TASK REQUIREMENTS: Retyping all the entries exactly is the whole task.

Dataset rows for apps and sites
◇ ◇ ◇ ◇ ◇ ◇ ◇
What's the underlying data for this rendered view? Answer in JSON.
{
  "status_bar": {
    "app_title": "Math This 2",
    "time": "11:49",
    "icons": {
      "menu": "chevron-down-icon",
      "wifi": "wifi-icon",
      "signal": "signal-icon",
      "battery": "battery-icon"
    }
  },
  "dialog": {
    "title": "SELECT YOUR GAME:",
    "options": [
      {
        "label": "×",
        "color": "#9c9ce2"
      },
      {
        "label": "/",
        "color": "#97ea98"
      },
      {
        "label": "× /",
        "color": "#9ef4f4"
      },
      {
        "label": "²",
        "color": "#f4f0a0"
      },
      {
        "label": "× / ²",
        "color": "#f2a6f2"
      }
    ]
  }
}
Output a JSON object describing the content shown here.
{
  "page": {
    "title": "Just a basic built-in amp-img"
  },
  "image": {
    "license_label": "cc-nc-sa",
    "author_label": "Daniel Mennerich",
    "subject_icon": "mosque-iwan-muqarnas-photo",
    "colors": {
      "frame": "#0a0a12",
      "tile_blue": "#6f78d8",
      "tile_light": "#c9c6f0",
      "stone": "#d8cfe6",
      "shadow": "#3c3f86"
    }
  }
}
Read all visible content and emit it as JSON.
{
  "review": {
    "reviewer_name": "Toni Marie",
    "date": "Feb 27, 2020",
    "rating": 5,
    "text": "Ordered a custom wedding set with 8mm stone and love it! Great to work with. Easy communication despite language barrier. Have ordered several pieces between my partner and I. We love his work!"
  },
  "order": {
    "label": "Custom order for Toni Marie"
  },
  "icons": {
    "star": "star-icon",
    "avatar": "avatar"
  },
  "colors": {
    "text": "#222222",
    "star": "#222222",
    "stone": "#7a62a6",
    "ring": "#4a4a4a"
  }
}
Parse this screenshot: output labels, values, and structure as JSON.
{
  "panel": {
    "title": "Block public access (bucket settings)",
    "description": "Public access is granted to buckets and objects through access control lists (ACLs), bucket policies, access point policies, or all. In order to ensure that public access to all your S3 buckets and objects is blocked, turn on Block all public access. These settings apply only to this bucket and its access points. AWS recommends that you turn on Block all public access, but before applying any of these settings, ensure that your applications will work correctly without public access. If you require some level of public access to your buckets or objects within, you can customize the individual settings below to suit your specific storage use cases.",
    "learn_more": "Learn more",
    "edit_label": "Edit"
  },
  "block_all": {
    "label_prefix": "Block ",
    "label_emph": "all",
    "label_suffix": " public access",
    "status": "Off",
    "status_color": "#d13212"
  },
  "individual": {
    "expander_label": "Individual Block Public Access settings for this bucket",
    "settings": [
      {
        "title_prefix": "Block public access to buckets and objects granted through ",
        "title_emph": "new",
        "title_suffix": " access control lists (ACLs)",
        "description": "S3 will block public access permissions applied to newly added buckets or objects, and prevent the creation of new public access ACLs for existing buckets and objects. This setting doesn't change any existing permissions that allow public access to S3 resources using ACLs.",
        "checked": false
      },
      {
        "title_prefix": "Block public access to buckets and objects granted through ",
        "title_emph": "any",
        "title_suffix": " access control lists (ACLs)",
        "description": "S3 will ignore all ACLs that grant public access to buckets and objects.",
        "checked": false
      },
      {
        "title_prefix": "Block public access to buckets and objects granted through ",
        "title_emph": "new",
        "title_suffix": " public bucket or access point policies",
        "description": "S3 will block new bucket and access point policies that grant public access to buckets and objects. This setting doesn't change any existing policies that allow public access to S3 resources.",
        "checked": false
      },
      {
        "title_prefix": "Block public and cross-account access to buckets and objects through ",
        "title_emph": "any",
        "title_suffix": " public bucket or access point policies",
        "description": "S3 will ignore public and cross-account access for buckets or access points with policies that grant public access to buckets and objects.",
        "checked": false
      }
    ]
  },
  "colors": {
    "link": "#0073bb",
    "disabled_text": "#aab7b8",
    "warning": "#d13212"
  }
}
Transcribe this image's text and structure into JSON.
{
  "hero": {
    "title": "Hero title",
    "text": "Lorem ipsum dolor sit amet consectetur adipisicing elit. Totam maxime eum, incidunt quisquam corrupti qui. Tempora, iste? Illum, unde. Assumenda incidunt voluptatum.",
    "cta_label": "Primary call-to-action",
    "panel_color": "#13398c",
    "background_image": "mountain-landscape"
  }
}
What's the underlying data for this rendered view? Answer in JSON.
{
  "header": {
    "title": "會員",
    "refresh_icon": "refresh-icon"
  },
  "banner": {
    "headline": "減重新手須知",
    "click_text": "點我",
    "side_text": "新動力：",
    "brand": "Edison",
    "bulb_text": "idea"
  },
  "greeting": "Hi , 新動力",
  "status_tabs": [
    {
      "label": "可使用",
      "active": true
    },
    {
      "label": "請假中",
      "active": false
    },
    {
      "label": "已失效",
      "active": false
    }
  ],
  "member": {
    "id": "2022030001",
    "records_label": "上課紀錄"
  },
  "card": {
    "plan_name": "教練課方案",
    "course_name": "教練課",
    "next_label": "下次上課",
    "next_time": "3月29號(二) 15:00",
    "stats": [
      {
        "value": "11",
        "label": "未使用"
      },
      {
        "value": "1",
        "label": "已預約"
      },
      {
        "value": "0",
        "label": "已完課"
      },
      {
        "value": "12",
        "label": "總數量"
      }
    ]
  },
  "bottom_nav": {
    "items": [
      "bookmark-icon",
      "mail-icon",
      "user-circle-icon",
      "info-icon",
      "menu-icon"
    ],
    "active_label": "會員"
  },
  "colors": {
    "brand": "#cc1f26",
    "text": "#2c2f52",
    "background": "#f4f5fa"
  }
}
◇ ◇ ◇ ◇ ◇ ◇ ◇
RESPONSE TO THIS TASK:
What's the underlying data for this rendered view? Answer in JSON.
{
  "status_bar": {
    "app_title": "Math This 2",
    "time": "11:49",
    "icons": {
      "menu": "chevron-down-icon",
      "wifi": "wifi-icon",
      "signal": "signal-icon",
      "battery": "battery-icon"
    }
  },
  "dialog": {
    "title": "SELECT YOUR GAME:",
    "options": [
      {
        "label": "×",
        "color": "#9c9ce2"
      },
      {
        "label": "/",
        "color": "#97ea98"
      },
      {
        "label": "× /",
        "color": "#9ef4f4"
      },
      {
        "label": "²",
        "color": "#f4f0a0"
      },
      {
        "label": "× / ²",
        "color": "#f2a6f2"
      }
    ]
  }
}
Output a JSON object describing the content shown here.
{
  "page": {
    "title": "Just a basic built-in amp-img"
  },
  "image": {
    "license_label": "cc-nc-sa",
    "author_label": "Daniel Mennerich",
    "subject_icon": "mosque-iwan-muqarnas-photo",
    "colors": {
      "frame": "#0a0a12",
      "tile_blue": "#6f78d8",
      "tile_light": "#c9c6f0",
      "stone": "#d8cfe6",
      "shadow": "#3c3f86"
    }
  }
}
Read all visible content and emit it as JSON.
{
  "review": {
    "reviewer_name": "Toni Marie",
    "date": "Feb 27, 2020",
    "rating": 5,
    "text": "Ordered a custom wedding set with 8mm stone and love it! Great to work with. Easy communication despite language barrier. Have ordered several pieces between my partner and I. We love his work!"
  },
  "order": {
    "label": "Custom order for Toni Marie"
  },
  "icons": {
    "star": "star-icon",
    "avatar": "avatar"
  },
  "colors": {
    "text": "#222222",
    "star": "#222222",
    "stone": "#7a62a6",
    "ring": "#4a4a4a"
  }
}
Parse this screenshot: output labels, values, and structure as JSON.
{
  "panel": {
    "title": "Block public access (bucket settings)",
    "description": "Public access is granted to buckets and objects through access control lists (ACLs), bucket policies, access point policies, or all. In order to ensure that public access to all your S3 buckets and objects is blocked, turn on Block all public access. These settings apply only to this bucket and its access points. AWS recommends that you turn on Block all public access, but before applying any of these settings, ensure that your applications will work correctly without public access. If you require some level of public access to your buckets or objects within, you can customize the individual settings below to suit your specific storage use cases.",
    "learn_more": "Learn more",
    "edit_label": "Edit"
  },
  "block_all": {
    "label_prefix": "Block ",
    "label_emph": "all",
    "label_suffix": " public access",
    "status": "Off",
    "status_color": "#d13212"
  },
  "individual": {
    "expander_label": "Individual Block Public Access settings for this bucket",
    "settings": [
      {
        "title_prefix": "Block public access to buckets and objects granted through ",
        "title_emph": "new",
        "title_suffix": " access control lists (ACLs)",
        "description": "S3 will block public access permissions applied to newly added buckets or objects, and prevent the creation of new public access ACLs for existing buckets and objects. This setting doesn't change any existing permissions that allow public access to S3 resources using ACLs.",
        "checked": false
      },
      {
        "title_prefix": "Block public access to buckets and objects granted through ",
        "title_emph": "any",
        "title_suffix": " access control lists (ACLs)",
        "description": "S3 will ignore all ACLs that grant public access to buckets and objects.",
        "checked": false
      },
      {
        "title_prefix": "Block public access to buckets and objects granted through ",
        "title_emph": "new",
        "title_suffix": " public bucket or access point policies",
        "description": "S3 will block new bucket and access point policies that grant public access to buckets and objects. This setting doesn't change any existing policies that allow public access to S3 resources.",
        "checked": false
      },
      {
        "title_prefix": "Block public and cross-account access to buckets and objects through ",
        "title_emph": "any",
        "title_suffix": " public bucket or access point policies",
        "description": "S3 will ignore public and cross-account access for buckets or access points with policies that grant public access to buckets and objects.",
        "checked": false
      }
    ]
  },
  "colors": {
    "link": "#0073bb",
    "disabled_text": "#aab7b8",
    "warning": "#d13212"
  }
}
Transcribe this image's text and structure into JSON.
{
  "hero": {
    "title": "Hero title",
    "text": "Lorem ipsum dolor sit amet consectetur adipisicing elit. Totam maxime eum, incidunt quisquam corrupti qui. Tempora, iste? Illum, unde. Assumenda incidunt voluptatum.",
    "cta_label": "Primary call-to-action",
    "panel_color": "#13398c",
    "background_image": "mountain-landscape"
  }
}
What's the underlying data for this rendered view? Answer in JSON.
{
  "header": {
    "title": "會員",
    "refresh_icon": "refresh-icon"
  },
  "banner": {
    "headline": "減重新手須知",
    "click_text": "點我",
    "side_text": "新動力：",
    "brand": "Edison",
    "bulb_text": "idea"
  },
  "greeting": "Hi , 新動力",
  "status_tabs": [
    {
      "label": "可使用",
      "active": true
    },
    {
      "label": "請假中",
      "active": false
    },
    {
      "label": "已失效",
      "active": false
    }
  ],
  "member": {
    "id": "2022030001",
    "records_label": "上課紀錄"
  },
  "card": {
    "plan_name": "教練課方案",
    "course_name": "教練課",
    "next_label": "下次上課",
    "next_time": "3月29號(二) 15:00",
    "stats": [
      {
        "value": "11",
        "label": "未使用"
      },
      {
        "value": "1",
        "label": "已預約"
      },
      {
        "value": "0",
        "label": "已完課"
      },
      {
        "value": "12",
        "label": "總數量"
      }
    ]
  },
  "bottom_nav": {
    "items": [
      "bookmark-icon",
      "mail-icon",
      "user-circle-icon",
      "info-icon",
      "menu-icon"
    ],
    "active_label": "會員"
  },
  "colors": {
    "brand": "#cc1f26",
    "text": "#2c2f52",
    "background": "#f4f5fa"
  }
}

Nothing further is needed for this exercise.